Twain's humor, insight and frustration found regular expression in politics and its players. It would not be an exaggeration to suggest America's finest humorist despised the Machiavellian tendencies and lack of integrity which politicians of all parties displayed.
Twain didn't reserve his commentary just for his fellow citizens.
Even by today's standards, he was an extraordinarily well-traveled man who visited more than thirty countries in his seventy-five years.
His natural curiosity took him from a youthful level of infatuation with monarchy and royalty to a strong antipathy to what is "surely the grotesquest (sic) of all the swindles ever invented by man - monarchy."

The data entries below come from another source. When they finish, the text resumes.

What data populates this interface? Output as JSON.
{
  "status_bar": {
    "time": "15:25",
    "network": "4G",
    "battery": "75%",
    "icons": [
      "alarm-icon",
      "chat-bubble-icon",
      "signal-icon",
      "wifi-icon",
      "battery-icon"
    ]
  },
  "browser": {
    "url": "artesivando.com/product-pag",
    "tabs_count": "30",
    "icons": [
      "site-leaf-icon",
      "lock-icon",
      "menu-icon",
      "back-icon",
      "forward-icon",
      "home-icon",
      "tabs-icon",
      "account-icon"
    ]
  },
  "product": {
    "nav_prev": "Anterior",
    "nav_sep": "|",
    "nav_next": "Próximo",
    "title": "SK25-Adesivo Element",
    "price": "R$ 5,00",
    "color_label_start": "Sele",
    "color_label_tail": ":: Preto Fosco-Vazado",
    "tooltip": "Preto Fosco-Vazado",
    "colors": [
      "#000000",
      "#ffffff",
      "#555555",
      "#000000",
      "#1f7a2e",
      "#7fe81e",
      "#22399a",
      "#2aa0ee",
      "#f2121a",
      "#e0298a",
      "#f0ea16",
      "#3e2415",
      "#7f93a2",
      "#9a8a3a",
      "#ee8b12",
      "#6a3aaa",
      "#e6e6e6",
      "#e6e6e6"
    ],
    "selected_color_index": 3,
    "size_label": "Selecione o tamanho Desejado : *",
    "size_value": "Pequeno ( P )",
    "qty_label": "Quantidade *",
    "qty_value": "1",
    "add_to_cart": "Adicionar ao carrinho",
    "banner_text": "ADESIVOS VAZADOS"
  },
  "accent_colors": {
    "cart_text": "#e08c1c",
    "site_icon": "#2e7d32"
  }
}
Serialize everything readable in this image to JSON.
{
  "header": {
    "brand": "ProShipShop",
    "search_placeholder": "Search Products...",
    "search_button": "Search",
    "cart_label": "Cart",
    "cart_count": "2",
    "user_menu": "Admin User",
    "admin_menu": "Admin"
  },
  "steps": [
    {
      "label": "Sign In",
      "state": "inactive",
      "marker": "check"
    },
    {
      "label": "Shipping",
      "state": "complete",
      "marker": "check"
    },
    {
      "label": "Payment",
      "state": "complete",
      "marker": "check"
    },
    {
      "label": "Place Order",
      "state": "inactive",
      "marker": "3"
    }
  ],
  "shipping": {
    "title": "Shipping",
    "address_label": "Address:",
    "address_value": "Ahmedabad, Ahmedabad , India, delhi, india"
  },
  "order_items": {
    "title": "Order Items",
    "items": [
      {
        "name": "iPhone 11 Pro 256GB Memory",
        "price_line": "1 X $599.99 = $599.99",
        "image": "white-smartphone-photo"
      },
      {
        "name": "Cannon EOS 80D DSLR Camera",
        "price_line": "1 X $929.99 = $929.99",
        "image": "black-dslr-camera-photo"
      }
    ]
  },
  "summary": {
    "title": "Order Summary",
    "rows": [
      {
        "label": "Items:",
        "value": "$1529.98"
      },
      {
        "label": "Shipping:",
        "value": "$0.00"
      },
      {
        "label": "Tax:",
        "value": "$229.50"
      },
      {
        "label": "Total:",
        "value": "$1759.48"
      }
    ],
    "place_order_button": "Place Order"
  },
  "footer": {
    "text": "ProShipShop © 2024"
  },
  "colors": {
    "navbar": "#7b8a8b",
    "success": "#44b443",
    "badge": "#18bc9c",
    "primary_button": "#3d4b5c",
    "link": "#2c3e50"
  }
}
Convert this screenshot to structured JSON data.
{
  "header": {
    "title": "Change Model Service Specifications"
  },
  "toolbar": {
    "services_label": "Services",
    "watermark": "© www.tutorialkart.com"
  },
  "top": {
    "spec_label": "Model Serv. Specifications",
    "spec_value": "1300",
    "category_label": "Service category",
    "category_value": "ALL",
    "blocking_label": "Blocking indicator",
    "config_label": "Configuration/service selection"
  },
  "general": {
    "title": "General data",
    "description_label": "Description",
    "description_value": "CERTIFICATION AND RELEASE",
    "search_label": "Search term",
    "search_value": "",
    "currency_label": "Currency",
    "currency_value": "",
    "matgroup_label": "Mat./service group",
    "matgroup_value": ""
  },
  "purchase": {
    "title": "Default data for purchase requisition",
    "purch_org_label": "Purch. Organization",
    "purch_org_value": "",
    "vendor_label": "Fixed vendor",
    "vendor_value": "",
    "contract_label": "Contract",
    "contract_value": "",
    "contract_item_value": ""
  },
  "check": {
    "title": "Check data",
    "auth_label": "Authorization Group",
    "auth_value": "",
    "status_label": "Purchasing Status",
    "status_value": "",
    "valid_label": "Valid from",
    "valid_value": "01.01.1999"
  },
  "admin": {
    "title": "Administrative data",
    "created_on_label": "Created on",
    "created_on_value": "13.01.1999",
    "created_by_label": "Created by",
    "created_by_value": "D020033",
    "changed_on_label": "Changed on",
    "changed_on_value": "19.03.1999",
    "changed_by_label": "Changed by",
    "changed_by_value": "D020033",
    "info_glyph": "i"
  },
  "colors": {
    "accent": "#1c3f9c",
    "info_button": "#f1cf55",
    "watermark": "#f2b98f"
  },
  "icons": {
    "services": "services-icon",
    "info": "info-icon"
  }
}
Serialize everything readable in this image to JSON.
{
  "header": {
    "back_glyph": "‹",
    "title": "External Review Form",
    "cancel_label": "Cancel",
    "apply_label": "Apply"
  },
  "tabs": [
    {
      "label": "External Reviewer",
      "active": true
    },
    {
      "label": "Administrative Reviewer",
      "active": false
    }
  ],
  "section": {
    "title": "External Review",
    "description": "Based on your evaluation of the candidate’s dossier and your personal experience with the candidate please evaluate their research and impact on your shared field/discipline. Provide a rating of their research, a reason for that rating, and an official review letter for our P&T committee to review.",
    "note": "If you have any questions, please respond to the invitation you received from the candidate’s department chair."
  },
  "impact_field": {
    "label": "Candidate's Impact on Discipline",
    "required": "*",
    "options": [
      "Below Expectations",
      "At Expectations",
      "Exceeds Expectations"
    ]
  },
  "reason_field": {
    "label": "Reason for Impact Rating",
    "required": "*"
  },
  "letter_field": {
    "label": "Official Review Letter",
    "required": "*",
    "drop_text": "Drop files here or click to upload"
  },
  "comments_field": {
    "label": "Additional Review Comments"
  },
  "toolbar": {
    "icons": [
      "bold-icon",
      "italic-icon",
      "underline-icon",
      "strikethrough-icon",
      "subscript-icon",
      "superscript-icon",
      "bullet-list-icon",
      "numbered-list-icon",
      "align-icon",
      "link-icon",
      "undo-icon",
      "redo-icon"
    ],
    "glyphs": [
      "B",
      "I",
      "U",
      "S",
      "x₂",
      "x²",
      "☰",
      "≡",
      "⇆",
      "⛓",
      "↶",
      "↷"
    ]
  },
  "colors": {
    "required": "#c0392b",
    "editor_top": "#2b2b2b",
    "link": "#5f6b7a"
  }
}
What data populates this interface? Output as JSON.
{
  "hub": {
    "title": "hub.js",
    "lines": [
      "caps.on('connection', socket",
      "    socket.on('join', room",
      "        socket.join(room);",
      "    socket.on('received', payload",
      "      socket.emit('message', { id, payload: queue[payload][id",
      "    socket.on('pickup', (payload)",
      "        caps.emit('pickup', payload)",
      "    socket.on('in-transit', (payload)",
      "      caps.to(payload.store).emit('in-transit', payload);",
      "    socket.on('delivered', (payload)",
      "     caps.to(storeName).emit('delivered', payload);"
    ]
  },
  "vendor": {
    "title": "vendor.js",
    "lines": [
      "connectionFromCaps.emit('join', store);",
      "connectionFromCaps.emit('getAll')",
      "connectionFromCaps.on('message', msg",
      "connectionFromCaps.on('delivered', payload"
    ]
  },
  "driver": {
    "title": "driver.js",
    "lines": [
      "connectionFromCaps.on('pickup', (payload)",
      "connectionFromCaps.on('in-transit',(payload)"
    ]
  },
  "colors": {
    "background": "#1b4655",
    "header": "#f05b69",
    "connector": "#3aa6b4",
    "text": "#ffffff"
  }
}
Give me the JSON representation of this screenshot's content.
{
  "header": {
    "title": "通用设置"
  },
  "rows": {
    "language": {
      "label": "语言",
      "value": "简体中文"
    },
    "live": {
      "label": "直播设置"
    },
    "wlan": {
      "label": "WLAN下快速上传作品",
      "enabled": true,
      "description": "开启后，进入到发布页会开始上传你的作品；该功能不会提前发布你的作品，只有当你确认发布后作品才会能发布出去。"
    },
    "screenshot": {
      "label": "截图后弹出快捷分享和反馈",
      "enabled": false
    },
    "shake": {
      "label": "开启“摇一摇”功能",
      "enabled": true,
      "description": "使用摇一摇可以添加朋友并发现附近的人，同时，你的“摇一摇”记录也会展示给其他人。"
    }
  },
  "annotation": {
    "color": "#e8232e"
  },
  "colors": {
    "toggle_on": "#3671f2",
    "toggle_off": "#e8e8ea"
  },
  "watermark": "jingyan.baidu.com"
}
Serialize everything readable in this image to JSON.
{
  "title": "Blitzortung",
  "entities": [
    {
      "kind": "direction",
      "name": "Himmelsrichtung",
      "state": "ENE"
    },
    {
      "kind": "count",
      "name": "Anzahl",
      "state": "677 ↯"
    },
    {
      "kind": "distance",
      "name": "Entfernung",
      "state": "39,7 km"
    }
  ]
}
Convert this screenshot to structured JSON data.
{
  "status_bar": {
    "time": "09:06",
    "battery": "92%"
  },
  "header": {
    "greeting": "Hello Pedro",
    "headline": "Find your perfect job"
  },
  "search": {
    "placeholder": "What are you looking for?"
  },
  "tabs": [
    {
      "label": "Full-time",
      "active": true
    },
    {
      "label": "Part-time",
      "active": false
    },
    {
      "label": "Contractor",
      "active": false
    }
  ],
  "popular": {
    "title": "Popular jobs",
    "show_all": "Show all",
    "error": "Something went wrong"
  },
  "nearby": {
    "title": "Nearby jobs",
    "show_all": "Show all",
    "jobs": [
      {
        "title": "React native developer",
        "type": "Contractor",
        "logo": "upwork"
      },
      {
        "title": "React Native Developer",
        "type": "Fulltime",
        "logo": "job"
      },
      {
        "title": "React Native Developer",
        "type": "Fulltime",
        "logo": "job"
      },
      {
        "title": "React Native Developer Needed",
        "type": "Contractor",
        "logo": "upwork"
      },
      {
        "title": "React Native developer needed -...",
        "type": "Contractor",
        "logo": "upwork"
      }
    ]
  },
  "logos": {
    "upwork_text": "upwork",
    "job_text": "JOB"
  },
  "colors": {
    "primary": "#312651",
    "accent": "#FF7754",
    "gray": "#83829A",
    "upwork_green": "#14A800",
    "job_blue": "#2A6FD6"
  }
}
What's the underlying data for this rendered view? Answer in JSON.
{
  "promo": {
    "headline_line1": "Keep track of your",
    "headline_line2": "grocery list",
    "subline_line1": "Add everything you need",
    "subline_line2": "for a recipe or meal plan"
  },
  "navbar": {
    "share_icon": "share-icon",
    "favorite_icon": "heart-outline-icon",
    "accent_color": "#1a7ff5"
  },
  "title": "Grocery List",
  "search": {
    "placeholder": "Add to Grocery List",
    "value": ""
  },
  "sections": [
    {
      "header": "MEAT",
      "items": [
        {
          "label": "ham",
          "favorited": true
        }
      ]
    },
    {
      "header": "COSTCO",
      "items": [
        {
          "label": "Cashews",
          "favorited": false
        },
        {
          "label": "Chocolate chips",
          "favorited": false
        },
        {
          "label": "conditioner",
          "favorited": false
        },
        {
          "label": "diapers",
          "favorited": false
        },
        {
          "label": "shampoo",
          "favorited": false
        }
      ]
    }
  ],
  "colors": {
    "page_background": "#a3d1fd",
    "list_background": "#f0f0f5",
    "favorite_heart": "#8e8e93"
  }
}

His acerbic wit was especially reserved for Czar Alexander of Russia, and King Leopold of Belgium who presided over the deaths of an estimated ten million citizens of the Congo during a brutal colonial reign.
It would be interesting to get the great man's perception of today's political environment.
Sadly, he probably would not be surprised and his comment about "man" could quite likely simply reference today's politics and politicians -
"Concerning the difference between man and the jackass: some observers hold that there isn't any. But this wrongs the jackass."